Effects on Hops
During boiling, a natural chemical transformation occurs to the hops. When exposed to a high temperature (above 90° Celsius), the alpha acids (humulones) present in the wort are converted into isohumulones, which is what gives the beer its particular bitter character and hoppy flavor.
It is only when the alpha acids are converted to isohumulones that the chemical transformation responsible for generating those undesired off-flavors in beer can take place, which is the so-called “chemical photodegradation of beer”.
This photodegradation involves a chemical transformation between isohumulone and ultraviolet light, giving rise to thiol compounds, such as MBT. Thus, it is of special importance to protect beer from the boil onwards, mainly in the fermentation and storage stages where there is a higher content of isohumulones and where it’s more likely that beer can get exposed to light.
Depends on the type of fermenter
It is advisable that the vessel where fermentation takes place (fermenter) is covered with a material that prevents light from passing through the walls and coming into contact with the wort. Stainless steel fermenters are ideal in this respect.
Amber-colored fermenters prevent 85% of ultraviolet rays from entering, which is why they are usually recommended. Plastic- and translucent glass fermenters allow light to get in as well, which is not very advisable.
However, this can be remedied by covering the fermenter with a blanket or lining it with dark-colored plastic that prevents light from entering and getting in.
The typical plastic fermentation buckets, which are generally white, don’t really suffer too much from this issue, which makes them a great fermenter to get started with since not only does it protect your beer, but it’s also extremely affordable.
Where to store both the fermenter and the beer bottles?
The most important thing to avoid photochemical degradation of the beer is that light does not come into contact with the beer once it is in the fermenter or in later stages of storage, such as once it’s in the bottle.

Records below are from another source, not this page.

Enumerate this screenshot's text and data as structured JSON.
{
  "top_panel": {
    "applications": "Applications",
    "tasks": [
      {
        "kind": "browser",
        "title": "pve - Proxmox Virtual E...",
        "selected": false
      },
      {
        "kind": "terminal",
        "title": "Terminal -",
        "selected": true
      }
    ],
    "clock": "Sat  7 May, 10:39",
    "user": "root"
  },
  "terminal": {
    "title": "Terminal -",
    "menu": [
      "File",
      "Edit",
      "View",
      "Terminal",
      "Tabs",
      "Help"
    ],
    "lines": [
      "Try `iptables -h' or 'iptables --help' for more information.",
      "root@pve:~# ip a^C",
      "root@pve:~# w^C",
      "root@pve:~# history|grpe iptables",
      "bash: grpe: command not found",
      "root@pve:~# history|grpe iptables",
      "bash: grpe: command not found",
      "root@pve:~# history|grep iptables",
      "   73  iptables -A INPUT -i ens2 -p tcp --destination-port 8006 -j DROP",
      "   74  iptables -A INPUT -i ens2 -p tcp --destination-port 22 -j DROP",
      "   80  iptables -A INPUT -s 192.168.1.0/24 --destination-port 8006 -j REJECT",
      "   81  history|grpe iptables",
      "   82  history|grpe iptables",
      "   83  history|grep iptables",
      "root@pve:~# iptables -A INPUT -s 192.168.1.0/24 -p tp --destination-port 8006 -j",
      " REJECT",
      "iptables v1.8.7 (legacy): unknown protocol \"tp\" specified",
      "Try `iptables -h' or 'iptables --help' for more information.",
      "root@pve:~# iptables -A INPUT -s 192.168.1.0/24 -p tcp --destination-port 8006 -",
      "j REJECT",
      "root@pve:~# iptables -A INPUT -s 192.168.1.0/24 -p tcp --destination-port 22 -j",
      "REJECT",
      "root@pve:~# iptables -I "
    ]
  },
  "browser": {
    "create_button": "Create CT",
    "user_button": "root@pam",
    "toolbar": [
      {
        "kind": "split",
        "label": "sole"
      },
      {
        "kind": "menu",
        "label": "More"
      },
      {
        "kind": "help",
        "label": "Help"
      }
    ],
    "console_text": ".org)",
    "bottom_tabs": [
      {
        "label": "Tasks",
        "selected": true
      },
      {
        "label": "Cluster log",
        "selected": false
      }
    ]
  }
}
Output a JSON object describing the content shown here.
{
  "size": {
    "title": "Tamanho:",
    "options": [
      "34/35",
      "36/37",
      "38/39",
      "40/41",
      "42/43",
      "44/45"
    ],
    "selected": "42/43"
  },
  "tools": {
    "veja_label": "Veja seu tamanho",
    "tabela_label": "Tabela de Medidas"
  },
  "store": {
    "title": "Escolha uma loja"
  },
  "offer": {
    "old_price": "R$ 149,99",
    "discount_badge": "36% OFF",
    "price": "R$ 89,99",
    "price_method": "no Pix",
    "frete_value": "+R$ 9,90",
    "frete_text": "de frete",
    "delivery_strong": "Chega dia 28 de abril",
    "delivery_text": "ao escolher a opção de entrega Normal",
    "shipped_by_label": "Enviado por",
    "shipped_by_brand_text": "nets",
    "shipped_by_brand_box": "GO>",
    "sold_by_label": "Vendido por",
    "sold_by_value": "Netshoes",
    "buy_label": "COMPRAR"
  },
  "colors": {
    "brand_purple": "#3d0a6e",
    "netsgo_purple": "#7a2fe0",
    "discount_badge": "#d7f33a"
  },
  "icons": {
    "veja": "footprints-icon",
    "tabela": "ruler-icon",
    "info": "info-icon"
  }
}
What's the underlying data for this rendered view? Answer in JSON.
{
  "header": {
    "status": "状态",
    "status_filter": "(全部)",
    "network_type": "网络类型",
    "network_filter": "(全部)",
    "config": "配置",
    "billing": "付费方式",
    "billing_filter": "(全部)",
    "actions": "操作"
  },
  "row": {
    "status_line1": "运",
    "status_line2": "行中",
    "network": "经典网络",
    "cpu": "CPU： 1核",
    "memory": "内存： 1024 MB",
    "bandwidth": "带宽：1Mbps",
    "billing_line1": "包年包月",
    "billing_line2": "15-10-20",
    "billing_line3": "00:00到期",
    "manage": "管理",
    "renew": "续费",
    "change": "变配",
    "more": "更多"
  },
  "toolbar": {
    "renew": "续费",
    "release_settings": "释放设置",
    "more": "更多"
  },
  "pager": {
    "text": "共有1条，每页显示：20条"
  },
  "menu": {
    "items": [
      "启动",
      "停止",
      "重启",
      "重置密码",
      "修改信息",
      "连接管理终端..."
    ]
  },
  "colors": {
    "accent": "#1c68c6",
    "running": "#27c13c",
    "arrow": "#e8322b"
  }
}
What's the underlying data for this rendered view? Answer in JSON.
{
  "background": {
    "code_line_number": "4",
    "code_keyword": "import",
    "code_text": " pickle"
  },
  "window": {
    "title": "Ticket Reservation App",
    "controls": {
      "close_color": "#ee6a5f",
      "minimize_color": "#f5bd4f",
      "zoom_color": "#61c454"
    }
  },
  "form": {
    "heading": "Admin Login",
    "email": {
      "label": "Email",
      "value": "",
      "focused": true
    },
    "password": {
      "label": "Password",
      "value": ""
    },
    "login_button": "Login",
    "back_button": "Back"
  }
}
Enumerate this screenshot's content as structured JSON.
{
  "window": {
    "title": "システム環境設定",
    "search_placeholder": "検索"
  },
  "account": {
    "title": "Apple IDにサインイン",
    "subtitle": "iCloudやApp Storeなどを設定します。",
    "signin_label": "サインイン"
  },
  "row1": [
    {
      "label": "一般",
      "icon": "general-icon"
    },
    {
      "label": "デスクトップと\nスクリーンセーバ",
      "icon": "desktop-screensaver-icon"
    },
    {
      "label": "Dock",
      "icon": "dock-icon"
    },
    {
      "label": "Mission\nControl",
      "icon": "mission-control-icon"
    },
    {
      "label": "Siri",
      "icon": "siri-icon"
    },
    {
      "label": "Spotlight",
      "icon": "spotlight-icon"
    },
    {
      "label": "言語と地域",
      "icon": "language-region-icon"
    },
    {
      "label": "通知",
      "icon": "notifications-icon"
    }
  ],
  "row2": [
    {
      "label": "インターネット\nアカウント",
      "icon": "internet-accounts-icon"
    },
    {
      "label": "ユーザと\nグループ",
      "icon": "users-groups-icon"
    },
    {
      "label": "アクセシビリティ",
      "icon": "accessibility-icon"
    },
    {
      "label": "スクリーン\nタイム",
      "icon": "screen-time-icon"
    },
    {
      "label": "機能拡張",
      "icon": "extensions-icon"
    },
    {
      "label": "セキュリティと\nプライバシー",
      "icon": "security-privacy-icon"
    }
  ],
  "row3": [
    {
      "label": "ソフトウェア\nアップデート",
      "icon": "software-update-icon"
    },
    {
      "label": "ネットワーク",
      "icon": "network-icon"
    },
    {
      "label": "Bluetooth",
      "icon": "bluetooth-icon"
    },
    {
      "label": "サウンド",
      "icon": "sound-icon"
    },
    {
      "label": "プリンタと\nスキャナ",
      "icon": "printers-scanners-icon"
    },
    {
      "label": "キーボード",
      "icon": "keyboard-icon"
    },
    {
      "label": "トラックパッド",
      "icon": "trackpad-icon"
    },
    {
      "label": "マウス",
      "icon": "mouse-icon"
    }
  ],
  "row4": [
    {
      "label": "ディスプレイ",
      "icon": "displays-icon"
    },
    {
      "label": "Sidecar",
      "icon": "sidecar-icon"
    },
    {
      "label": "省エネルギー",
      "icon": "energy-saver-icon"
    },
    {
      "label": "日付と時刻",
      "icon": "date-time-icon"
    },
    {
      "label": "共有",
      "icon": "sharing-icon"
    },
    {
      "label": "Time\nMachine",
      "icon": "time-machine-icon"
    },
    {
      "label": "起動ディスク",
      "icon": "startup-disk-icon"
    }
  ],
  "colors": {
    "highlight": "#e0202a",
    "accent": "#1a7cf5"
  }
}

Here’s what I recommend doing: either we use a fermenter made of a material that prevents contact with light, such as stainless steel or amber-colored plastics, or if this is not possible, we cover it with a blanket or store the fermenter in a dark place in our home, such as a large closet.
The same goes for bottles, you should always store them in a closet, refrigerator, in a box, etc., and preferably using amber colored ones and avoid those that are translucent or green since they simply let UV light through
I briefly touched on this a moment ago, but the simplest way of all is to use the fermenter that you want and simply cover it with a blanket, a shirt, plastic bag, etc.
If you’re trying to keep UV light from affecting already bottled beer, then the simplest way is to put them in a closet, pantry, etc.
Types of Beer Most Affected by Light
The higher the hop content in the beer, the greater the impact of light on the final product, so IPA beers, APA beers, Neipas, etc., are the ones that will be most affected and which should be taken care of the most.
In turn, beers with lower hop content will be the least affected, and similar to how bottle color affects how much light can reach the beer, the color of the beer is also important. Blond beers are more susceptible to UV light than dark beers since they allow light to penetrate into the interior of the container more easily, whereas dark beers only allow penetration on the surface.
On a side note, craft beers generally have a higher hop content than commercial ones and do not have any added antioxidants or other additives that protect them from light, so they are much more susceptible to deterioration.
Beers are irreversibly deteriorated by UV or fluorescent light, and it’s even worse for craft beers since they don’t have some of the added antioxidants that commercial breweries use to keep the beer fresh for longer. For this reason, it is very important that the container where the beer is fermented and stored is protected from sunlight and is also made from a material that keeps the beer as isolated from light as possible.